It gets worse when the Casino "rewards" the behavior by sending a few of your coins back to you on a low payout, which it is programmed to do at the very moment you grow weary of the game. This renews your hope and expectations through positive re enforcement and keeps you putting quarters back in the machine. Since the house never gives back $100.00 for every $100.00 it takes in, you are guaranteed to walk away with less money than you brought with you over time. You can't beat the house.
An average for payout on slots is 90 cents on every dollar (or 90 percent return). If casino revenues ($91 billion) are considered representative of the gambling trade's gross revenue (about 10 percent of all money wagered), then we can estimate that Americans likely spent close to $910 billion total on all forms of gambling in 2006. Not all forms of gambling return 90 percent, but we can use this for a ballpark estimate. (Consider what Americans spent on some durable and consumable products by comparing the top five Fortune 500 Companies' revenue for 2006: #1 Exxon/Mobile = $339.9B; #2 Wal-Mart Stores = $315.7B; #3 General Motors = $192.6B; #4 Chevron = $189.4B; #5 Ford Motor = $177.2B.) (Source)

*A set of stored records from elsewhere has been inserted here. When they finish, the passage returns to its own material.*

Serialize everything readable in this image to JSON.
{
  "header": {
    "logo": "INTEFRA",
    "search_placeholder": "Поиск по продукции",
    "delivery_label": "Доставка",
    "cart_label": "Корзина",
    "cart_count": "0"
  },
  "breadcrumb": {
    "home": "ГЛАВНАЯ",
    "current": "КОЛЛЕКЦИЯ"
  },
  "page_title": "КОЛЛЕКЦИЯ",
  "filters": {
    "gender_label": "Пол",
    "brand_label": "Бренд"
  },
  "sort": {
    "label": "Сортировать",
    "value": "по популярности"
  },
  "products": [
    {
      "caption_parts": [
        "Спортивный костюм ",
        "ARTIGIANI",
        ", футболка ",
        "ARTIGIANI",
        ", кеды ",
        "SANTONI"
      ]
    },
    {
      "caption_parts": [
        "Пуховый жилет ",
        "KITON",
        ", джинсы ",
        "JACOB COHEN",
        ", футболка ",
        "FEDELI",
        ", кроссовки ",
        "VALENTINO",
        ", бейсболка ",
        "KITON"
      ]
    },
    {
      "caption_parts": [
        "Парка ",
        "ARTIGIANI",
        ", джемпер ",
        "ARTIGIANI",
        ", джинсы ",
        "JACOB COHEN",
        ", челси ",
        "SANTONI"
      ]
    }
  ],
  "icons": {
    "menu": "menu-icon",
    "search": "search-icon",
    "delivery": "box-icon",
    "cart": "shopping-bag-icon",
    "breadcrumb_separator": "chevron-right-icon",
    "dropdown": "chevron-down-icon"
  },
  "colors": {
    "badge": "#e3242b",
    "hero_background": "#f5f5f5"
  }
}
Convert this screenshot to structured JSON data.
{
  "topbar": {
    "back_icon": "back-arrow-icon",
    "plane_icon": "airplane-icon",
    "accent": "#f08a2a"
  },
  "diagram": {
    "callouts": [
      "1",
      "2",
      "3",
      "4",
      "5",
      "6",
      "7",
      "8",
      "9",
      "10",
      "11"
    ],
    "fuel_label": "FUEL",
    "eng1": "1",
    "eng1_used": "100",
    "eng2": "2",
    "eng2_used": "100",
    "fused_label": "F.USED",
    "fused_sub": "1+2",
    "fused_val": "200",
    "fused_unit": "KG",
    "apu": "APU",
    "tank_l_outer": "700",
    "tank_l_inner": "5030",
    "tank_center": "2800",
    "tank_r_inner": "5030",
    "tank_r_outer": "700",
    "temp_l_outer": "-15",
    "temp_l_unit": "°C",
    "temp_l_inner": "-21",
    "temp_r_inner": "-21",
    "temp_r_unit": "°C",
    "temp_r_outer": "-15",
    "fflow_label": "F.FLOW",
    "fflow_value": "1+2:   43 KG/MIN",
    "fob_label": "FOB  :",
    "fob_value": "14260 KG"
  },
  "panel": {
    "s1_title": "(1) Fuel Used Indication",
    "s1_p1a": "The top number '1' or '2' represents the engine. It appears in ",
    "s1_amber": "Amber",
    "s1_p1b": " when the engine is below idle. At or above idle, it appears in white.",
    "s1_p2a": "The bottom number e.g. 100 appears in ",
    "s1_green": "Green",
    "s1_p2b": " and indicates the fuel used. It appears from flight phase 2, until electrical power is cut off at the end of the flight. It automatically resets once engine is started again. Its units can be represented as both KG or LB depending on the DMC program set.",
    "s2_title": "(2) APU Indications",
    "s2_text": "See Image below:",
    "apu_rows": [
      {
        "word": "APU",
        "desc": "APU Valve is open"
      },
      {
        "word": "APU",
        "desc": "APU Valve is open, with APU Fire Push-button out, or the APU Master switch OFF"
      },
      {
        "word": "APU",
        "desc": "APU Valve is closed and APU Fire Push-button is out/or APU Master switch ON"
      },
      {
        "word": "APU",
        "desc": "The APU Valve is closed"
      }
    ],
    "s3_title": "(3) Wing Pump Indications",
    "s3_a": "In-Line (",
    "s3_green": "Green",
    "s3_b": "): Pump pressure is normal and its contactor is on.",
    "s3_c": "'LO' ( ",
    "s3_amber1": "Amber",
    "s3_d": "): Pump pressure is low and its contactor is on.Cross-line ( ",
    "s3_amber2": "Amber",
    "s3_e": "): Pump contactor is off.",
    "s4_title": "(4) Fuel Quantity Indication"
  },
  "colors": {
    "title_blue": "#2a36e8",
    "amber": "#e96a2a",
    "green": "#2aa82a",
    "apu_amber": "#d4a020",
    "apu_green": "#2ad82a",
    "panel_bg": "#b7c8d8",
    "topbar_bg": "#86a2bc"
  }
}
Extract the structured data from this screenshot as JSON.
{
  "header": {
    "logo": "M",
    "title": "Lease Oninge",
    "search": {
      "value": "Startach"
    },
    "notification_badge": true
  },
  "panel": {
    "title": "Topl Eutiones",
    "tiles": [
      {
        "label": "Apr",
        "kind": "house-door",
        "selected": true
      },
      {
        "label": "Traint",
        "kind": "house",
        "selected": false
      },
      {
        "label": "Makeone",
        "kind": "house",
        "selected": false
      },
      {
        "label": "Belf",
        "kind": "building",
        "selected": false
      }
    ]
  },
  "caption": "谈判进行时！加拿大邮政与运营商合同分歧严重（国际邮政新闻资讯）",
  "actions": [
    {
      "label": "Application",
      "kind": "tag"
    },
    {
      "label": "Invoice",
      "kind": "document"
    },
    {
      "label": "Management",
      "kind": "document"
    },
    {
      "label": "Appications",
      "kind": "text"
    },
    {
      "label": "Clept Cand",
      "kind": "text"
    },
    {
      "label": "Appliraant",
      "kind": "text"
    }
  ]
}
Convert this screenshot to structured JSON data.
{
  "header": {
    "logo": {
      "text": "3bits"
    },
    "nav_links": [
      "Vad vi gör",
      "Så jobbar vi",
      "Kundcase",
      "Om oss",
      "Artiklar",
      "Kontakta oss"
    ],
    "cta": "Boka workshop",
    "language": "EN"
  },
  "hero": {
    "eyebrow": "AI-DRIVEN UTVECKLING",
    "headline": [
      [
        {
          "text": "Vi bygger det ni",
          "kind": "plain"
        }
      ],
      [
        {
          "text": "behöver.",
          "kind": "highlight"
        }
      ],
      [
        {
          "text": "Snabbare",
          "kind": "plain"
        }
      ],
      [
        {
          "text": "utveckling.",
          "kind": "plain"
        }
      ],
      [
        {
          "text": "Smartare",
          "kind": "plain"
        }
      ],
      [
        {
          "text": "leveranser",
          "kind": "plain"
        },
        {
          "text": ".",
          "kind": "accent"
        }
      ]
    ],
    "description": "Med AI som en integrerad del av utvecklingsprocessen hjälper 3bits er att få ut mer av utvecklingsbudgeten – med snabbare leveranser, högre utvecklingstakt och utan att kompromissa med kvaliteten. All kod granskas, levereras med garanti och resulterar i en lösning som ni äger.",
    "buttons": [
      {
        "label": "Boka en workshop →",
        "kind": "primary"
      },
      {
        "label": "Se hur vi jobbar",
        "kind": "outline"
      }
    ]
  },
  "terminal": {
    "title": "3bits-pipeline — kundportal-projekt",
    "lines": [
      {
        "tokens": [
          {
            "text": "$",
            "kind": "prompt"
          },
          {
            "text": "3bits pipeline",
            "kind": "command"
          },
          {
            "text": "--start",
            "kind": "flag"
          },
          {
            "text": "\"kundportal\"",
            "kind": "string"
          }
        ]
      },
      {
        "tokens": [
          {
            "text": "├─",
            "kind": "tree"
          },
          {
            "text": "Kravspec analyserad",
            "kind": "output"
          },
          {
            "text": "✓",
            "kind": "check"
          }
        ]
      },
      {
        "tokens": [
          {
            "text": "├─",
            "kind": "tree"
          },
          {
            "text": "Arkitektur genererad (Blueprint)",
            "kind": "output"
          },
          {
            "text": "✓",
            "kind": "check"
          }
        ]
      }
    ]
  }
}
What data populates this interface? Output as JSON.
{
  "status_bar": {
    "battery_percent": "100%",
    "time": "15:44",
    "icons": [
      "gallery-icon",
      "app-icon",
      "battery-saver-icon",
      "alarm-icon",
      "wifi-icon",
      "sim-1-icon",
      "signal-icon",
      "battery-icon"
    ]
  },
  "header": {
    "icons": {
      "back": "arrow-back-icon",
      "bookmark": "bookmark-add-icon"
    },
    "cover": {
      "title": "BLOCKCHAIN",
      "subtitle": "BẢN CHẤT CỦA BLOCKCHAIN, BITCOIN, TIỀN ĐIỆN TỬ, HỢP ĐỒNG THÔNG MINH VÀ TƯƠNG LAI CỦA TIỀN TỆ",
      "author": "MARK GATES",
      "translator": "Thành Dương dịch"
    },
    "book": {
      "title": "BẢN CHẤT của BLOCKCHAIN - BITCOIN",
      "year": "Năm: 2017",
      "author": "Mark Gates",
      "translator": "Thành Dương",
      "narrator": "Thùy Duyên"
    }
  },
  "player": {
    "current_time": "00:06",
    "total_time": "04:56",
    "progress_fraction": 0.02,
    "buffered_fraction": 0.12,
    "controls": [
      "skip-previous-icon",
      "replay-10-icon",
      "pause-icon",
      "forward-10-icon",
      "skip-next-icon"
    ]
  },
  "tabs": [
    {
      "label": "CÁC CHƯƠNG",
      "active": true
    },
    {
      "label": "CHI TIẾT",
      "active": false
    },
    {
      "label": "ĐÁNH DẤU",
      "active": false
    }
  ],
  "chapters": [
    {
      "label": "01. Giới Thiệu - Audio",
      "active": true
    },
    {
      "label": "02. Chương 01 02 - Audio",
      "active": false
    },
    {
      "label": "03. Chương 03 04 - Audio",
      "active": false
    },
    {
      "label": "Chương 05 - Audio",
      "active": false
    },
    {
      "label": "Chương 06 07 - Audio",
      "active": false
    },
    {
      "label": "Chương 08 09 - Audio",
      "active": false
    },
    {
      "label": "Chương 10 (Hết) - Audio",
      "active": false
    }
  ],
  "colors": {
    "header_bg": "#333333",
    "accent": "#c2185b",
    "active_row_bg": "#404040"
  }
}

The real issue is what economists call "opportunity cost". That same 90 billion, invested in gold back in 2006, would now be worth 216 billion dollars today (120% increase since 2006). Silver would have doubled it to 180 billion. That would be enough to fund our military budget for 1 year!
As for the lottery, the average American family spends $525 per year (Source). From 2000 to 2010 that would be $5,250 for the average family. That amount invested in gold in 2001 would be worth $16,578.95 today. the numbers are far worse for addicted gamblers:
"Addicted gamblers, unfortunately, account for the lion's share of gambling profits. Around 50-60 percent of the adult population can be classified as light bettors—gamble some, without apparent issue, while another 33 percent or so don't gamble. It's the remaining 10 percent that represents the heavy, frequent bettors who are likely addicted and account for approximately 61 percent of all casino revenues in table and slot gambling. Among lottery gamblers, the top 10 percent of heavy players account for 65 percent of all lottery revenues." (Source)
About 7.5 million American Adults have a serious gambling problem. About 7.9 million adolescents (illegal and under-age) have a serious problem. Consider the following:
After casinos opened in Atlantic City, the total number of crimes within a thirty-mile radius increased 100 percent
The average debt incurred by a male pathological gambler in the U.S. is between $55,000 and $90,000
The average debt incurred by the average female pathological gambler is $15,000.
The average rate of divorce for problem gamblers is nearly double that of non-gamblers
The suicide rate for pathological gamblers is twenty times higher than for non-gamblers (one in five attempts suicide)
Sixty-five percent of pathological gamblers commit crimes to support their gambling habit (Source)